***** Data to process

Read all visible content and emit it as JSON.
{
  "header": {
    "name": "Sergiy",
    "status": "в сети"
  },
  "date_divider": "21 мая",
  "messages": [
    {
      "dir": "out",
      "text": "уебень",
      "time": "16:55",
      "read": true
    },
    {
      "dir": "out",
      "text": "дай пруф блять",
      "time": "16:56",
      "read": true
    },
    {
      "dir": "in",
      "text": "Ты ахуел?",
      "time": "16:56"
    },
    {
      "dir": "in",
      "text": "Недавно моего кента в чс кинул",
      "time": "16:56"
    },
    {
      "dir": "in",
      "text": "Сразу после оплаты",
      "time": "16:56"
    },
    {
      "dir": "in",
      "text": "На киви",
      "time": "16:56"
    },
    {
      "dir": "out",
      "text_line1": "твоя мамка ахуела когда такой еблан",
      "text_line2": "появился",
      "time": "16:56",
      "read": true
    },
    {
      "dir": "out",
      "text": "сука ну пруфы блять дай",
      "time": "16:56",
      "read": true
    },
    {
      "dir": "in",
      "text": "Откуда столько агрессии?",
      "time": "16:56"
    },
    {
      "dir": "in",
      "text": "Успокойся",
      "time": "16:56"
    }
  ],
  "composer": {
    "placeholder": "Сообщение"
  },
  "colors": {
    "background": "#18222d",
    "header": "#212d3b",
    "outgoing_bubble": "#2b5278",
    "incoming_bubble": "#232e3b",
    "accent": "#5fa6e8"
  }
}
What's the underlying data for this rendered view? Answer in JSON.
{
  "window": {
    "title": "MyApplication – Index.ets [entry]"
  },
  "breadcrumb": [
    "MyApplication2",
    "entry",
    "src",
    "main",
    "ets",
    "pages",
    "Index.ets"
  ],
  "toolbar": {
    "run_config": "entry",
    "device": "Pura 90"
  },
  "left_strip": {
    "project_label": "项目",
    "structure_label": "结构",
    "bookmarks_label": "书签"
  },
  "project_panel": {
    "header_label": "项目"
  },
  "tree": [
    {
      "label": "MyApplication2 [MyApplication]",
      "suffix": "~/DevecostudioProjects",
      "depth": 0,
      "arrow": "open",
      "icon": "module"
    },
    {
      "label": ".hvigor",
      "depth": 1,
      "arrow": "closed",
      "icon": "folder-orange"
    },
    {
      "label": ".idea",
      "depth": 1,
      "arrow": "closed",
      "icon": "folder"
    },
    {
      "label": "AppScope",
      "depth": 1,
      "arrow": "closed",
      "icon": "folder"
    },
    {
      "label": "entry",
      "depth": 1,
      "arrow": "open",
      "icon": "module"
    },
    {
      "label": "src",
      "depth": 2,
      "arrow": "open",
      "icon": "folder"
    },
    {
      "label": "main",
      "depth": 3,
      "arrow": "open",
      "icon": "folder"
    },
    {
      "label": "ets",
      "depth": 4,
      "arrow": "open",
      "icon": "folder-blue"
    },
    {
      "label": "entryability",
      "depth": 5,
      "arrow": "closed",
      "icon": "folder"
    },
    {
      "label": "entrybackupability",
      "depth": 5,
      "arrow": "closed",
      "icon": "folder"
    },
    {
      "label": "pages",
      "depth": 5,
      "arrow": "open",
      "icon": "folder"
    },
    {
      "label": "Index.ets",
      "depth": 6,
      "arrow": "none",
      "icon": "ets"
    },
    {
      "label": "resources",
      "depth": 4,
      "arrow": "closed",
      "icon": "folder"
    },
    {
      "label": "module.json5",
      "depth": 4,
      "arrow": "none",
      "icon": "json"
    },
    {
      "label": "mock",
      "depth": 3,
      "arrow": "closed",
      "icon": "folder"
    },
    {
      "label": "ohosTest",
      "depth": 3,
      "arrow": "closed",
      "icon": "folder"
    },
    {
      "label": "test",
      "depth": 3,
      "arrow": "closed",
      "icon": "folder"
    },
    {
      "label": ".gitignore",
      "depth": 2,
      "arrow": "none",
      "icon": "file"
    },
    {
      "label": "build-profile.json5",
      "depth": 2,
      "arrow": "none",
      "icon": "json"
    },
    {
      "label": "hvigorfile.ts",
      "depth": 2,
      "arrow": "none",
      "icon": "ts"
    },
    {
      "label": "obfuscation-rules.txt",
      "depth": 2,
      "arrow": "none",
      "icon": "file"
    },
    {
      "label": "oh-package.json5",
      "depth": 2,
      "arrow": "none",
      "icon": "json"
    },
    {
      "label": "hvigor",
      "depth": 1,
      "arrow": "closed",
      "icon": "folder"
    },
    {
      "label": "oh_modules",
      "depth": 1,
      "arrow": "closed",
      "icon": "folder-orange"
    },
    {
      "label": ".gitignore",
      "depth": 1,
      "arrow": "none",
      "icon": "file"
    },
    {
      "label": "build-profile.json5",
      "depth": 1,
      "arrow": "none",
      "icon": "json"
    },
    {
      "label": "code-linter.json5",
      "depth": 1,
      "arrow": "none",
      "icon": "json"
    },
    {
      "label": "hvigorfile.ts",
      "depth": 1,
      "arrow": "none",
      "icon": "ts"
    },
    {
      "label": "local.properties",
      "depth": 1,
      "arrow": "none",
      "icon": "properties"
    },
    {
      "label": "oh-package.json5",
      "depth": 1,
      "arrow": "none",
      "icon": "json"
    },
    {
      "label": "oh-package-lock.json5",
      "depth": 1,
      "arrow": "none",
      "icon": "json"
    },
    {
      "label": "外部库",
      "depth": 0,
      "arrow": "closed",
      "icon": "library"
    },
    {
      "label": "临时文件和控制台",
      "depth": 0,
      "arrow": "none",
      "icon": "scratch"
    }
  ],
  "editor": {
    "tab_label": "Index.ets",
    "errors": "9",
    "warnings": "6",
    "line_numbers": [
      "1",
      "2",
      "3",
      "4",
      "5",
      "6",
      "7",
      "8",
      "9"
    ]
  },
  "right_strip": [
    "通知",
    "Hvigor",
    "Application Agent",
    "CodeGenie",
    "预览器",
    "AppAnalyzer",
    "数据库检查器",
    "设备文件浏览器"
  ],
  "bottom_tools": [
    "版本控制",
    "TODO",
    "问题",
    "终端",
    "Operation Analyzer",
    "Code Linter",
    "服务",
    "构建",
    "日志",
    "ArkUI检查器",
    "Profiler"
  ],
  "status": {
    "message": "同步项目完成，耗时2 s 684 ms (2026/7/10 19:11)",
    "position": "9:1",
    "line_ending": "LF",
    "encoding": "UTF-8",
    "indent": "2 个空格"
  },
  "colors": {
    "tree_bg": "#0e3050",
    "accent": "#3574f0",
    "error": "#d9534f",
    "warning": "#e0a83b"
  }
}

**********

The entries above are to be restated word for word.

Read all visible content and emit it as JSON.
{
  "header": {
    "name": "Sergiy",
    "status": "в сети"
  },
  "date_divider": "21 мая",
  "messages": [
    {
      "dir": "out",
      "text": "уебень",
      "time": "16:55",
      "read": true
    },
    {
      "dir": "out",
      "text": "дай пруф блять",
      "time": "16:56",
      "read": true
    },
    {
      "dir": "in",
      "text": "Ты ахуел?",
      "time": "16:56"
    },
    {
      "dir": "in",
      "text": "Недавно моего кента в чс кинул",
      "time": "16:56"
    },
    {
      "dir": "in",
      "text": "Сразу после оплаты",
      "time": "16:56"
    },
    {
      "dir": "in",
      "text": "На киви",
      "time": "16:56"
    },
    {
      "dir": "out",
      "text_line1": "твоя мамка ахуела когда такой еблан",
      "text_line2": "появился",
      "time": "16:56",
      "read": true
    },
    {
      "dir": "out",
      "text": "сука ну пруфы блять дай",
      "time": "16:56",
      "read": true
    },
    {
      "dir": "in",
      "text": "Откуда столько агрессии?",
      "time": "16:56"
    },
    {
      "dir": "in",
      "text": "Успокойся",
      "time": "16:56"
    }
  ],
  "composer": {
    "placeholder": "Сообщение"
  },
  "colors": {
    "background": "#18222d",
    "header": "#212d3b",
    "outgoing_bubble": "#2b5278",
    "incoming_bubble": "#232e3b",
    "accent": "#5fa6e8"
  }
}
What's the underlying data for this rendered view? Answer in JSON.
{
  "window": {
    "title": "MyApplication – Index.ets [entry]"
  },
  "breadcrumb": [
    "MyApplication2",
    "entry",
    "src",
    "main",
    "ets",
    "pages",
    "Index.ets"
  ],
  "toolbar": {
    "run_config": "entry",
    "device": "Pura 90"
  },
  "left_strip": {
    "project_label": "项目",
    "structure_label": "结构",
    "bookmarks_label": "书签"
  },
  "project_panel": {
    "header_label": "项目"
  },
  "tree": [
    {
      "label": "MyApplication2 [MyApplication]",
      "suffix": "~/DevecostudioProjects",
      "depth": 0,
      "arrow": "open",
      "icon": "module"
    },
    {
      "label": ".hvigor",
      "depth": 1,
      "arrow": "closed",
      "icon": "folder-orange"
    },
    {
      "label": ".idea",
      "depth": 1,
      "arrow": "closed",
      "icon": "folder"
    },
    {
      "label": "AppScope",
      "depth": 1,
      "arrow": "closed",
      "icon": "folder"
    },
    {
      "label": "entry",
      "depth": 1,
      "arrow": "open",
      "icon": "module"
    },
    {
      "label": "src",
      "depth": 2,
      "arrow": "open",
      "icon": "folder"
    },
    {
      "label": "main",
      "depth": 3,
      "arrow": "open",
      "icon": "folder"
    },
    {
      "label": "ets",
      "depth": 4,
      "arrow": "open",
      "icon": "folder-blue"
    },
    {
      "label": "entryability",
      "depth": 5,
      "arrow": "closed",
      "icon": "folder"
    },
    {
      "label": "entrybackupability",
      "depth": 5,
      "arrow": "closed",
      "icon": "folder"
    },
    {
      "label": "pages",
      "depth": 5,
      "arrow": "open",
      "icon": "folder"
    },
    {
      "label": "Index.ets",
      "depth": 6,
      "arrow": "none",
      "icon": "ets"
    },
    {
      "label": "resources",
      "depth": 4,
      "arrow": "closed",
      "icon": "folder"
    },
    {
      "label": "module.json5",
      "depth": 4,
      "arrow": "none",
      "icon": "json"
    },
    {
      "label": "mock",
      "depth": 3,
      "arrow": "closed",
      "icon": "folder"
    },
    {
      "label": "ohosTest",
      "depth": 3,
      "arrow": "closed",
      "icon": "folder"
    },
    {
      "label": "test",
      "depth": 3,
      "arrow": "closed",
      "icon": "folder"
    },
    {
      "label": ".gitignore",
      "depth": 2,
      "arrow": "none",
      "icon": "file"
    },
    {
      "label": "build-profile.json5",
      "depth": 2,
      "arrow": "none",
      "icon": "json"
    },
    {
      "label": "hvigorfile.ts",
      "depth": 2,
      "arrow": "none",
      "icon": "ts"
    },
    {
      "label": "obfuscation-rules.txt",
      "depth": 2,
      "arrow": "none",
      "icon": "file"
    },
    {
      "label": "oh-package.json5",
      "depth": 2,
      "arrow": "none",
      "icon": "json"
    },
    {
      "label": "hvigor",
      "depth": 1,
      "arrow": "closed",
      "icon": "folder"
    },
    {
      "label": "oh_modules",
      "depth": 1,
      "arrow": "closed",
      "icon": "folder-orange"
    },
    {
      "label": ".gitignore",
      "depth": 1,
      "arrow": "none",
      "icon": "file"
    },
    {
      "label": "build-profile.json5",
      "depth": 1,
      "arrow": "none",
      "icon": "json"
    },
    {
      "label": "code-linter.json5",
      "depth": 1,
      "arrow": "none",
      "icon": "json"
    },
    {
      "label": "hvigorfile.ts",
      "depth": 1,
      "arrow": "none",
      "icon": "ts"
    },
    {
      "label": "local.properties",
      "depth": 1,
      "arrow": "none",
      "icon": "properties"
    },
    {
      "label": "oh-package.json5",
      "depth": 1,
      "arrow": "none",
      "icon": "json"
    },
    {
      "label": "oh-package-lock.json5",
      "depth": 1,
      "arrow": "none",
      "icon": "json"
    },
    {
      "label": "外部库",
      "depth": 0,
      "arrow": "closed",
      "icon": "library"
    },
    {
      "label": "临时文件和控制台",
      "depth": 0,
      "arrow": "none",
      "icon": "scratch"
    }
  ],
  "editor": {
    "tab_label": "Index.ets",
    "errors": "9",
    "warnings": "6",
    "line_numbers": [
      "1",
      "2",
      "3",
      "4",
      "5",
      "6",
      "7",
      "8",
      "9"
    ]
  },
  "right_strip": [
    "通知",
    "Hvigor",
    "Application Agent",
    "CodeGenie",
    "预览器",
    "AppAnalyzer",
    "数据库检查器",
    "设备文件浏览器"
  ],
  "bottom_tools": [
    "版本控制",
    "TODO",
    "问题",
    "终端",
    "Operation Analyzer",
    "Code Linter",
    "服务",
    "构建",
    "日志",
    "ArkUI检查器",
    "Profiler"
  ],
  "status": {
    "message": "同步项目完成，耗时2 s 684 ms (2026/7/10 19:11)",
    "position": "9:1",
    "line_ending": "LF",
    "encoding": "UTF-8",
    "indent": "2 个空格"
  },
  "colors": {
    "tree_bg": "#0e3050",
    "accent": "#3574f0",
    "error": "#d9534f",
    "warning": "#e0a83b"
  }
}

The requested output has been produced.